Many business owners also elect to use a standard business credit card. Most credit cards have a universal need column that allows business owners to compare their costs with their income. With this information, the business owner determines how much of their income can be used for general expenses, which are not tax deductible, and how much can be used for revenue enhancement projects. Every business should determine its universal need, so that it is well-prepared for the future.
The third major key takeaway for small business owners is time management. Proper management of time ensures that business owners remain productive and on schedule to meet their revenue goals. Time management also prevents small business owners from doing things in haste, such as making impulsive buying decisions or being unaware of the impact of customer service calls on profits. All three keys take part in time management, but it is important for small business owners to understand how each affects the other.
The fourth key takeaway for small businesses is whether a business needs to acquire an insurance policy to protect assets, including goodwill. Insurances provide protection for a business against lawsuits and claims that occur in the course of normal business operations. Although all small businesses face various risks, insurance coverage varies according to a business’s risk factors. When purchasing insurance, business owners should consider what specific risks they face, the amount of coverage required, the cost of premiums, and any exemptions that the policy may have. Businesses should always seek an insurance provider that will allow them to customize the benefits provided.
The fifth and final key takeaway for small business owners is whether their business should maintain separate accounting departments and personnel. Some business owners believe that a single bookkeeper performs all functions necessary for a business. Others think that separate accounting personnel and accounts will enable business owners to better monitor the profitability of their business. Separate personnel and accounts can help small businesses reduce paperwork, which is a great time saver. However, separating the finances of a business is not without a downside.

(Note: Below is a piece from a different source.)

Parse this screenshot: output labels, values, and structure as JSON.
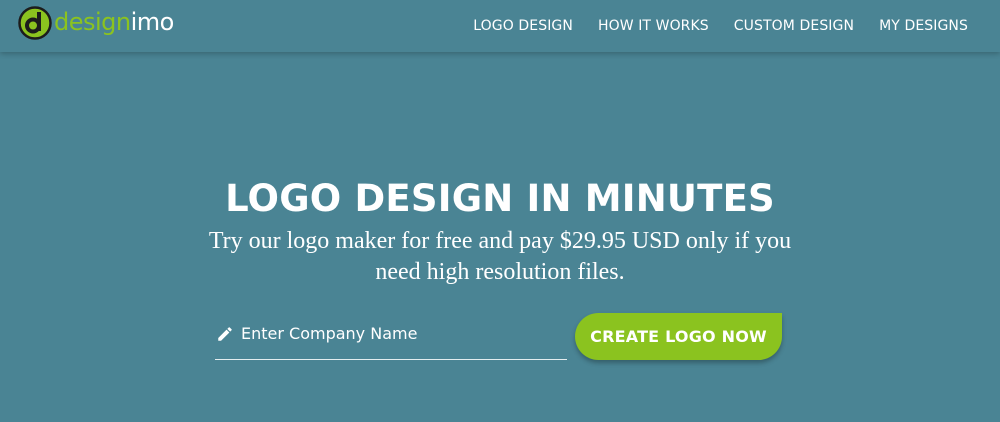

Small business accounting services are usually tailored to suit a particular business, so there is a lot of flexibility in the type of firm that would be best suited for a particular business. Small businesses may benefit from small bookkeeping services, as well as limited accounting services. Business owners should keep in mind that they need to have a high degree of patience when shopping around for accounting services. Small business owners should not let time get away from them.